It’s Halloween! The nights have grown longer, black cats and jack-o-lanterns haunt the neighborhood’s porches, and in keeping with the ghoulish spirit of the season, the Department of Health and Human Services (“HHS”), Office for Civil Rights (“OCR”) has reached its largest-ever settlement. The settlement with Anthem, Inc. follows a well-publicized breach of electronic protected health information (“ePHI”) belonging to 78,800,000 individuals and requires the company to pay $16 million to settle the claims.
According to OCR Director Roger Severino, “[t]he largest health data breach in U.S. history fully merits the largest HIPAA settlement in history.” This settlement is nearly three times larger (i.e., $10.5 million greater) than the previous record of $5.55 million. In addition to the financial component, OCR is requiring substantial corrective action as part of the settlement.
Time to dust off the cobwebs, as it has been some time since some of us have thought about the circumstances of this 2015 breach. Anthem, one of the nation’s largest health benefit companies and an independent licensee of the Blue Cross and Blue Shield Association operating throughout the United States, discovered in early 2015 that a series of cyberattacks had exposed the ePHI of almost 79 million people. Cyber-attackers had infiltrated their IT system using an advanced persistent threat attack instituted through spear phishing emails sent to a subsidiary (which were opened by at least one employee). The attackers extracted (i.e., stole) ePHI of nearly 79 million individuals. The breach affected ePHI maintained for Anthem’s affiliated health plans and other covered entity health plans and included identifiers such as names, social security numbers, medical identification numbers, and other identifying elements of the affected individuals.
Under the Health Insurance Portability and Accountability Act (“HIPAA”) breach notification process, Anthem was required to report the breach to HHS, affected individuals, and the media. OCR’s subsequent investigation revealed that Anthem lacked sufficient internal controls to prevent, detect, and respond to the security threat. This included a failure to conduct an enterprise-wide risk analysis, insufficient procedures to regularly review information system activity, failure to identify and respond to suspected security incidents, and failure to implement adequate minimum access controls.

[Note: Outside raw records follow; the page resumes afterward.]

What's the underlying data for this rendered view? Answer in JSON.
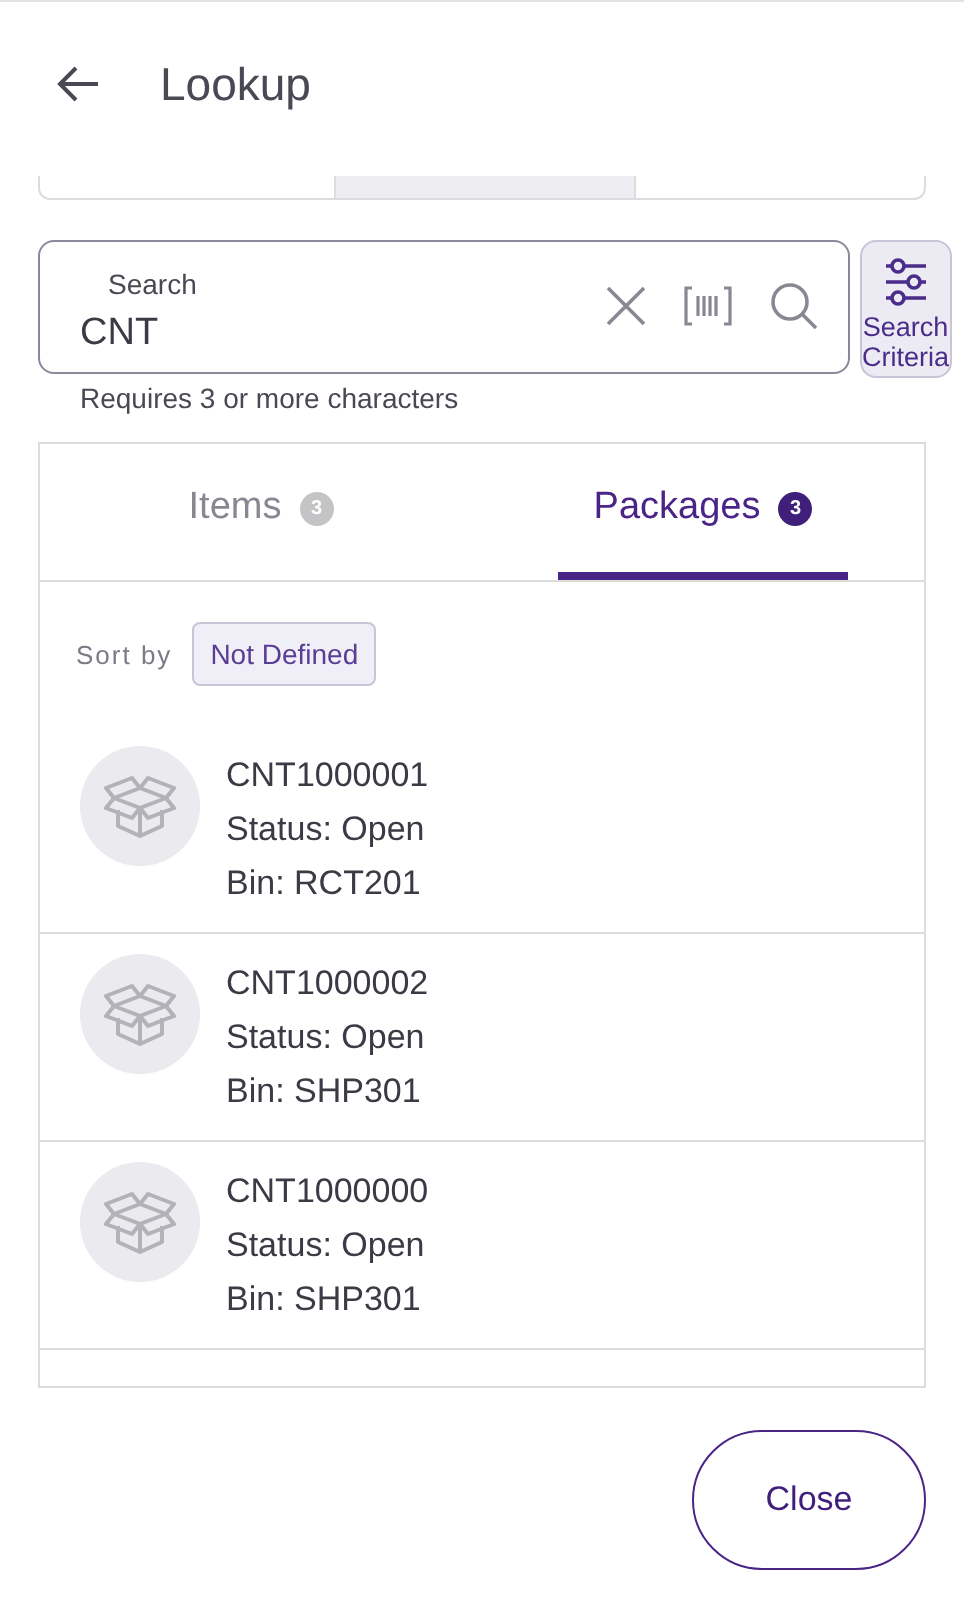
{
  "header": {
    "title": "Lookup"
  },
  "search": {
    "label": "Search",
    "value": "CNT",
    "helper": "Requires 3 or more characters"
  },
  "criteria_button": {
    "label": "Search Criteria"
  },
  "tabs": [
    {
      "label": "Items",
      "count": "3",
      "selected": false
    },
    {
      "label": "Packages",
      "count": "3",
      "selected": true
    }
  ],
  "sort": {
    "label": "Sort by",
    "value": "Not Defined"
  },
  "packages": [
    {
      "id": "CNT1000001",
      "status": "Status: Open",
      "bin": "Bin: RCT201"
    },
    {
      "id": "CNT1000002",
      "status": "Status: Open",
      "bin": "Bin: SHP301"
    },
    {
      "id": "CNT1000000",
      "status": "Status: Open",
      "bin": "Bin: SHP301"
    }
  ],
  "close_button": "Close"
}
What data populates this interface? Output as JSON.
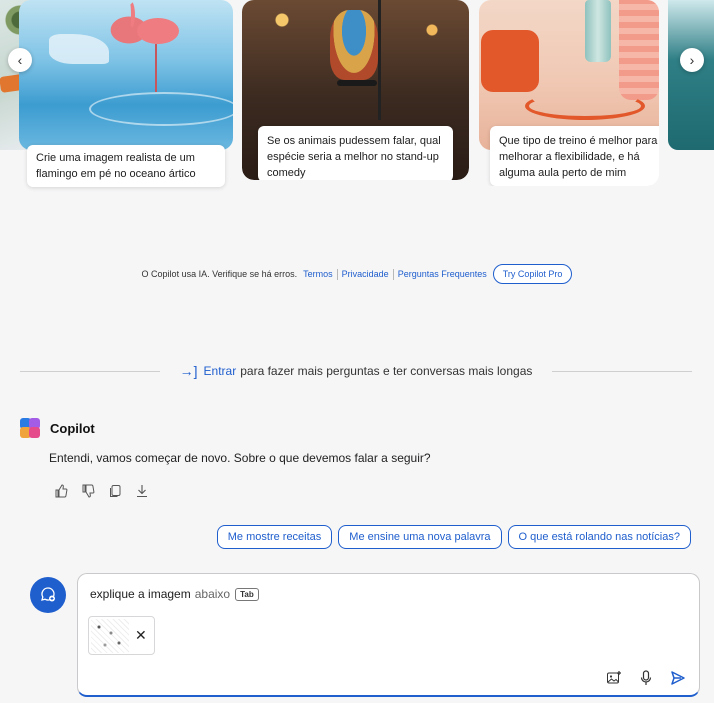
{
  "carousel": {
    "cards": [
      {
        "caption": "Crie uma imagem realista de um flamingo em pé no oceano ártico"
      },
      {
        "caption": "Se os animais pudessem falar, qual espécie seria a melhor no stand-up comedy"
      },
      {
        "caption": "Que tipo de treino é melhor para melhorar a flexibilidade, e há alguma aula perto de mim"
      }
    ],
    "prev_icon": "‹",
    "next_icon": "›"
  },
  "disclaimer": {
    "text": "O Copilot usa IA. Verifique se há erros.",
    "links": [
      "Termos",
      "Privacidade",
      "Perguntas Frequentes"
    ],
    "try_pro": "Try Copilot Pro"
  },
  "signin": {
    "icon": "→]",
    "link": "Entrar",
    "text": "para fazer mais perguntas e ter conversas mais longas"
  },
  "bot": {
    "name": "Copilot",
    "message": "Entendi, vamos começar de novo. Sobre o que devemos falar a seguir?",
    "logo_colors": [
      "#2b7be4",
      "#a35ce6",
      "#f0a33a",
      "#e54a8b"
    ]
  },
  "suggestions": [
    "Me mostre receitas",
    "Me ensine uma nova palavra",
    "O que está rolando nas notícias?"
  ],
  "input": {
    "query": "explique a imagem",
    "suggestion": "abaixo",
    "tab_key": "Tab",
    "remove_icon": "✕"
  },
  "colors": {
    "accent": "#1f5ecd",
    "background": "#f6f6f7"
  }
}
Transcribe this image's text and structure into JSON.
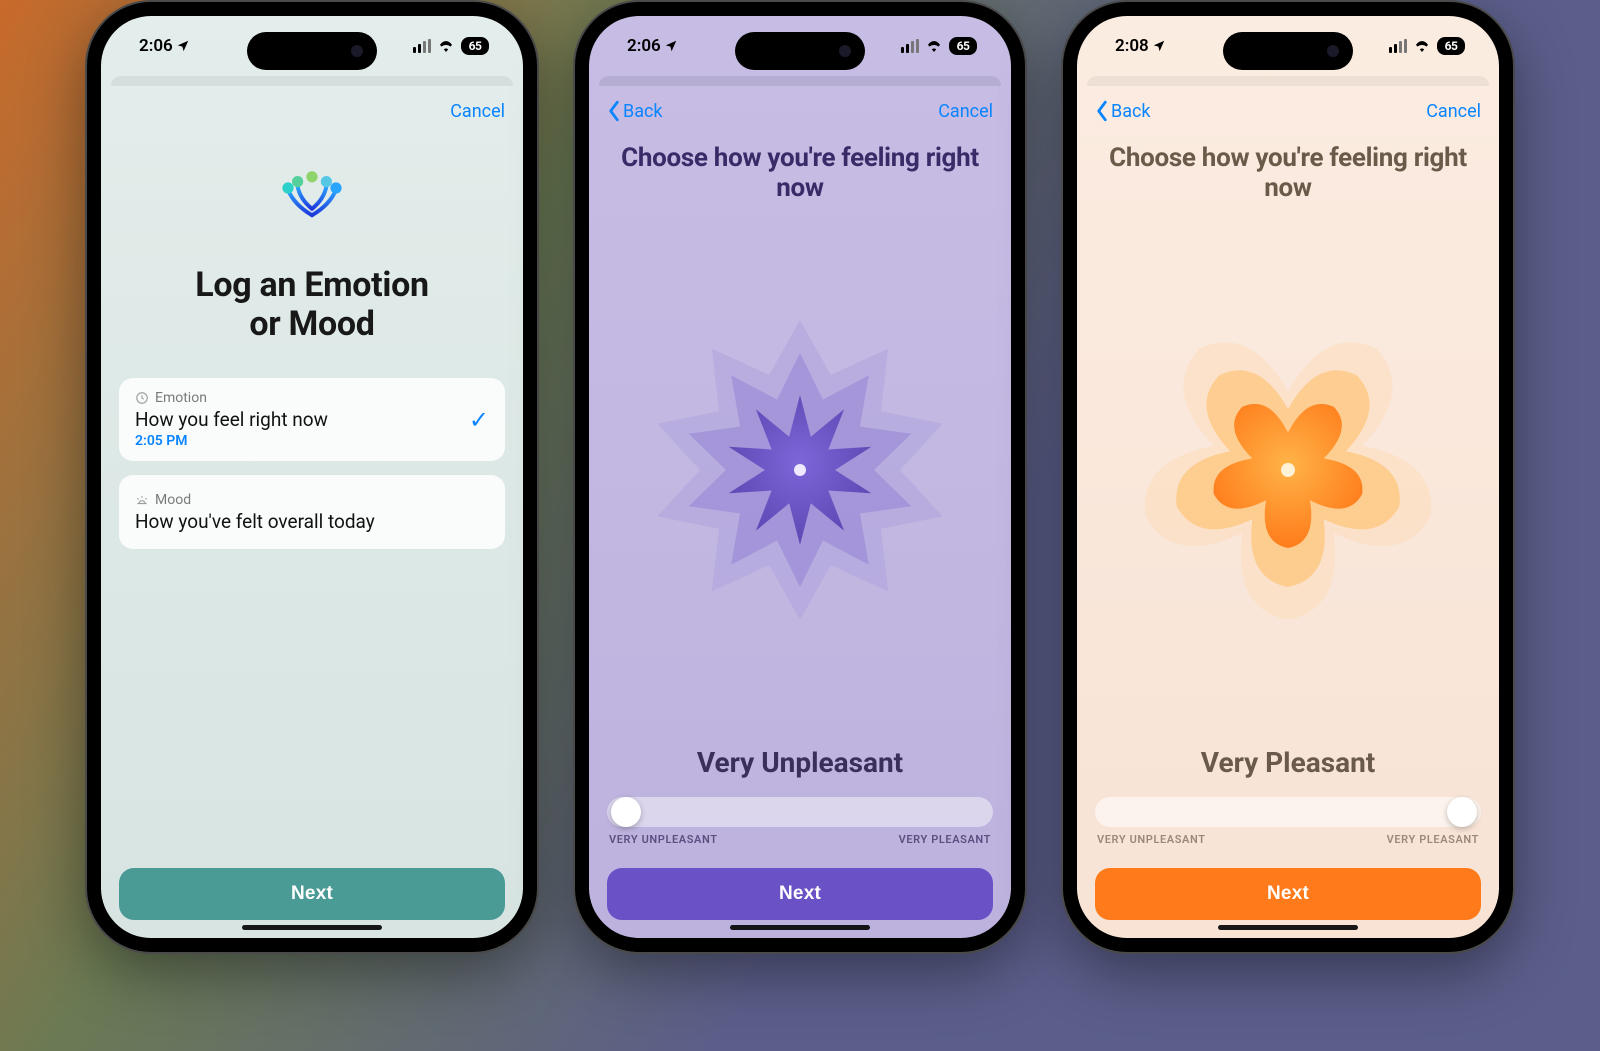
{
  "phones": [
    {
      "status": {
        "time": "2:06",
        "battery": "65"
      },
      "nav": {
        "back": "",
        "cancel": "Cancel"
      },
      "title": "Log an Emotion\nor Mood",
      "options": [
        {
          "eyebrow": "Emotion",
          "label": "How you feel right now",
          "time": "2:05 PM",
          "selected": true
        },
        {
          "eyebrow": "Mood",
          "label": "How you've felt overall today",
          "time": "",
          "selected": false
        }
      ],
      "cta": "Next"
    },
    {
      "status": {
        "time": "2:06",
        "battery": "65"
      },
      "nav": {
        "back": "Back",
        "cancel": "Cancel"
      },
      "title": "Choose how you're feeling right now",
      "mood_word": "Very Unpleasant",
      "slider": {
        "min_label": "VERY UNPLEASANT",
        "max_label": "VERY PLEASANT",
        "value_pct": 5
      },
      "cta": "Next"
    },
    {
      "status": {
        "time": "2:08",
        "battery": "65"
      },
      "nav": {
        "back": "Back",
        "cancel": "Cancel"
      },
      "title": "Choose how you're feeling right now",
      "mood_word": "Very Pleasant",
      "slider": {
        "min_label": "VERY UNPLEASANT",
        "max_label": "VERY PLEASANT",
        "value_pct": 95
      },
      "cta": "Next"
    }
  ]
}
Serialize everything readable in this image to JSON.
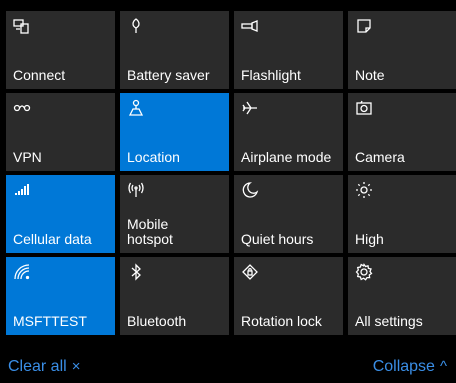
{
  "tiles": [
    {
      "label": "Connect",
      "icon": "connect-icon",
      "active": false
    },
    {
      "label": "Battery saver",
      "icon": "battery-saver-icon",
      "active": false
    },
    {
      "label": "Flashlight",
      "icon": "flashlight-icon",
      "active": false
    },
    {
      "label": "Note",
      "icon": "note-icon",
      "active": false
    },
    {
      "label": "VPN",
      "icon": "vpn-icon",
      "active": false
    },
    {
      "label": "Location",
      "icon": "location-icon",
      "active": true
    },
    {
      "label": "Airplane mode",
      "icon": "airplane-icon",
      "active": false
    },
    {
      "label": "Camera",
      "icon": "camera-icon",
      "active": false
    },
    {
      "label": "Cellular data",
      "icon": "cellular-signal-icon",
      "active": true
    },
    {
      "label": "Mobile\nhotspot",
      "icon": "mobile-hotspot-icon",
      "active": false
    },
    {
      "label": "Quiet hours",
      "icon": "moon-icon",
      "active": false
    },
    {
      "label": "High",
      "icon": "brightness-icon",
      "active": false
    },
    {
      "label": "MSFTTEST",
      "icon": "wifi-icon",
      "active": true
    },
    {
      "label": "Bluetooth",
      "icon": "bluetooth-icon",
      "active": false
    },
    {
      "label": "Rotation lock",
      "icon": "rotation-lock-icon",
      "active": false
    },
    {
      "label": "All settings",
      "icon": "settings-gear-icon",
      "active": false
    }
  ],
  "footer": {
    "clear_all": "Clear all",
    "clear_all_glyph": "×",
    "collapse": "Collapse",
    "collapse_glyph": "^"
  },
  "colors": {
    "tile": "#2b2b2b",
    "active_tile": "#0078d7",
    "link": "#3a8ee6",
    "background": "#000000"
  }
}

Settlement and Corrective Action Plan
OCR and Anthem entered into a settlement agreement to resolve the matter with HHS and settle the various potential HIPAA violations resulting from the breach. In addition to the monetary portion of the settlement, Anthem is being required to take substantial corrective action to ensure compliance with HIPAA.
The corrective action plan (“CAP”) requires Anthem to conduct a risk analysis for potential vulnerabilities to the ePHI contained in Anthem’s systems and also requires Anthem to submit a statement of work (“SOW”) for the proposed risk analysis (which OCR will review and may provide suggested edits as necessary). OCR will oversee the risk analysis to make sure it comports with both the SOW and the HIPAA Security Rule. Again, OCR may provide technical assistance and recommended changes until OCR determines the risk analysis complies with the SOW and Security Rule.
In addition to the risk analysis, the CAP requires Anthem to review and revise certain policies and procedures. As with the risk analysis, OCR may provide feedback and recommended changes until OCR confirms the policies and procedures comply with the Security Rule.
The settlement also requires Anthem to provide annual reports during the term of the CAP regarding status of and findings regarding compliance with the CAP.
Finally, as if the settlement agreement was not scary enough, the CAP may be extended by HHS if deemed necessary, which could include civil monetary penalties.
While a number of these CAP terms are standard in all levels of OCR HIPAA settlements, the compliance and personnel costs and pressure to meet OCR’s expectations can be significant.
What Does it Mean?
While this phishing attack took place in 2015, it is another example in the increasing trend of phishing campaigns and the significant reach these cyberattacks can have on targeted companies.
Effective preparation can help decrease risk and, while an enterprise-wide risk analysis is important and required, less time consuming efforts can also be extremely effective preventive measures. For example, phishing awareness programs (including an organization phishing campaign) can go a long way in addressing the significant human factor in decreasing these types of cyberattacks.
Up to date policies and procedures and regular reviews of records of information system activity also allow entities to better identify and respond to security incidents prior to a breach and demonstrate appropriate controls (and ideally decrease settlement amounts) in the case of a breach.
Entities regulated by HIPAA should also remember that settlements are just a portion of costs incurred by settling organizations, and organizational costs also include investigation costs (e.g., forensic consultants), mitigation costs (e.g., credit monitoring for affected individuals), reputational costs, immediate and future compliance costs (e.g., new technology, staff, etc.), staff costs (e.g., time spent responding to incidents and investigations), and potential litigation.
In addition to Anthem’s $16 million settlement with OCR, in August of this year, a federal district judge in California granted final approval of a $115 million settlement to a class-action lawsuit brought by 19.1 million individuals potentially affected by the breach.